RNA metabolism tied to cell size

microscopy image showing RNA production rate

Inner workings of RNA concentration homeostasis in mammalian cells revealed with image-based genome-wide screening.

Mammalian cells have intricate mechanisms in place to ensure normal function and development, but many remain a mystery to scientists. An international research team have now uncovered new insights into how cells coordinate cellular amounts of messenger RNA (or mRNA) – the instructions for protein synthesis that is transcribed from DNA genetic blueprints – with their growth and size.

A study – co-led by Dr Scott Berry of UNSW Medicine & Health’s EMBL Australia Node in Single Molecule Science and University of Zurich’s Professor Lucas Pelkmans – dissects the processes at play inside mammalian cells to keep global mRNA concentrations in check.

They report in the current issue of Cell Systems that mRNA concentrations remained the same in human cell lines regardless of their size and growth cycle phase, or even after they experimentally interfered with cellular machinery responsible for the generation and breakdown of RNA. 

Dr Berry explains that previous studies in yeast showed that mRNA production rates and degradation rates are “buffered”, so that when one is perturbed, the other changes to compensate. But how this relates to cell-size-scaling of RNA transcription is still unclear.

By imaging millions of cells, and extracting information from each one of them, the researchers uncovered key pathways in maintaining consistent cellular concentrations of RNA. This extensive screen consisted of 21,000 experimental conditions in which cells were treated with silencing-RNA to disable different genes associated with both RNA synthesis and degradation.
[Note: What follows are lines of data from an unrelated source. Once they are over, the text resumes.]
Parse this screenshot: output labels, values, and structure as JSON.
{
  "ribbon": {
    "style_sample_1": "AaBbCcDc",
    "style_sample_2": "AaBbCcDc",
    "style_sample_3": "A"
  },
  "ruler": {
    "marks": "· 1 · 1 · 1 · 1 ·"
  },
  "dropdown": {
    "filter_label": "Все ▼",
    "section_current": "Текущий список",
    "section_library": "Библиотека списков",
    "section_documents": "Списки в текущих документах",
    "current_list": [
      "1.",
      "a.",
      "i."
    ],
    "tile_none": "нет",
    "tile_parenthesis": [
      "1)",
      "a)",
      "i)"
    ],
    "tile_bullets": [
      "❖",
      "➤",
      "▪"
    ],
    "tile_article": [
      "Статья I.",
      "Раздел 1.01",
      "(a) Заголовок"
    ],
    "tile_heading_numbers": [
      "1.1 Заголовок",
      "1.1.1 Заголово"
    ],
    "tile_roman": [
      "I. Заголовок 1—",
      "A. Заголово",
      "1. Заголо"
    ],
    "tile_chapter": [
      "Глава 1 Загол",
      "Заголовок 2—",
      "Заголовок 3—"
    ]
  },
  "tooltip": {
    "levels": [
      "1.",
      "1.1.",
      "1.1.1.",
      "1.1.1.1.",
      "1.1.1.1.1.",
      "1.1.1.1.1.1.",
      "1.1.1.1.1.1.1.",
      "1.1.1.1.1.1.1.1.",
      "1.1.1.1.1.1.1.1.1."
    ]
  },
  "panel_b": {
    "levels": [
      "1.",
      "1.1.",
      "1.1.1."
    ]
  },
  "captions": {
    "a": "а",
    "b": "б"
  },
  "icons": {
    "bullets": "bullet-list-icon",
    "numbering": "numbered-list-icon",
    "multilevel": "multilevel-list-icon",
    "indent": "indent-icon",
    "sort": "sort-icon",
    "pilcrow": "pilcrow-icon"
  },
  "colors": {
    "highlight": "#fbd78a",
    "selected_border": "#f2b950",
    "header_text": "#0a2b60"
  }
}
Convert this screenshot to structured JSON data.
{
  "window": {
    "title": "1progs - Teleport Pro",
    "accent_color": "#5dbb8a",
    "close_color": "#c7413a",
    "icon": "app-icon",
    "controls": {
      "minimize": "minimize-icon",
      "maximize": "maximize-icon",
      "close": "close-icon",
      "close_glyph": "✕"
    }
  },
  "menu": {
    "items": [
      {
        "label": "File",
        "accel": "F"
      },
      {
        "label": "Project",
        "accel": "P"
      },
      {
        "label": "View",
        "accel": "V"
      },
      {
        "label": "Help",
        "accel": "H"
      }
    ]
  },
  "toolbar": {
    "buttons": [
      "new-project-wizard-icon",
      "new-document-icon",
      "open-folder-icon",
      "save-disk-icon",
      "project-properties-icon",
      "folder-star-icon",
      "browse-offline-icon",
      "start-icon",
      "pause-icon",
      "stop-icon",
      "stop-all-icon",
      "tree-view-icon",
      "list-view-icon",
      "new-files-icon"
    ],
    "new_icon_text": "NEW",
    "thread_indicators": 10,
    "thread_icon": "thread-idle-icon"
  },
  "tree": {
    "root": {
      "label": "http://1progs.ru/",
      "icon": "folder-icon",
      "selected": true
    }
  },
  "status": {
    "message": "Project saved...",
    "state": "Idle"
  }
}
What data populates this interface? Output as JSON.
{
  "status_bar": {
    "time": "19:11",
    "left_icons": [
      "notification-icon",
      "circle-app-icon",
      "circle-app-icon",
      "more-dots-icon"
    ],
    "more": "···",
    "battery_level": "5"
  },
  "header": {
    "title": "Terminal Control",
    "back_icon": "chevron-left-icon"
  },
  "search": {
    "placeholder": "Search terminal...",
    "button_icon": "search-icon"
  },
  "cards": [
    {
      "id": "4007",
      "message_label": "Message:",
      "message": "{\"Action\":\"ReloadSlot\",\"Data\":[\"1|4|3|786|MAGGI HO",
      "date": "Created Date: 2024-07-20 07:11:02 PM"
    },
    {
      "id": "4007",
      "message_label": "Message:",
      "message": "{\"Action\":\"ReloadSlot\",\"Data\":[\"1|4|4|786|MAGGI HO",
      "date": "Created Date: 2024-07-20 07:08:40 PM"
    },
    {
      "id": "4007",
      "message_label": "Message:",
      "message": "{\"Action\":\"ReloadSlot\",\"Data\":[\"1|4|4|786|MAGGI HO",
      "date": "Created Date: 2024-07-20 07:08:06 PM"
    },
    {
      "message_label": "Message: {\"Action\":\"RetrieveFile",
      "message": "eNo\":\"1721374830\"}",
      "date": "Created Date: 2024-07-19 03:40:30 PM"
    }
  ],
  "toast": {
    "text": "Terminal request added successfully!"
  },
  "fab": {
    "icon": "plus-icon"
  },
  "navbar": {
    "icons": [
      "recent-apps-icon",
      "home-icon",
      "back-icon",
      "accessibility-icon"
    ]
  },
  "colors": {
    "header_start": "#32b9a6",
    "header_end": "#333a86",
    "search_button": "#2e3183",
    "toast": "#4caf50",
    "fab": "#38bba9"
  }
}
“We saw that RNA levels scaled with cell size. The bigger the cells were, the more RNA they had, while the DNA template is constant. To achieve scaling, cells have to either increase the RNA production rate or increase RNA stability in bigger cells,” Dr Berry said.

While they identified hundreds of genes associated with the rate of RNA synthesis, systematic disruption of these genes seldom led to altered global RNA concentration, regardless of the size of the cell.

Feedback Mechanism

Mining of the extensive data generated led the researchers to proposed that RNA synthesis rates were regulated by the concentration of mRNA in the cell nucleus, where it is transcribed. The concentration of nuclear mRNA detected provides feedback to drive RNA metabolism to either boost or reduce the RNA content of the cell – by either making more mRNA copies or slowing the export from – or degradation of RNA in – the nucleus.

The deep dive into how cells change when mRNA synthesis or degradation are disrupted uncovered that RNA polymerase II – an enzyme that drives mRNA transcription – is instrumental in ramping up or dialling back RNA production when the cell senses a change in mRNA concentration.

“What we found is that this seems to be mediated through controlling the activity and ultimately, the abundance of the polymerase itself,” said Dr Berry.

“This paper brings together, for the first time, two disparate research areas: cell size-scaling and RNA metabolism. We see RNA buffering and cell-size scaling of transcription as two sides of the same coin. Hopefully this work builds a bridge between these two communities.”

Dr Berry and Prof Pelkmans provide further insight into the fundamental problem of how cells coordinate mRNA abundance with cell size to achieve mRNA concentration homeostasis in a recent review currently in press in Trends in Cell Biology.

[Image: Metabolic labelling with fluorescent dye indicates rate of RNA production. Image analysis measured the size, growth phase and rate of RNA production of every single cell]

Date Published: 
Thursday, 16 June 2022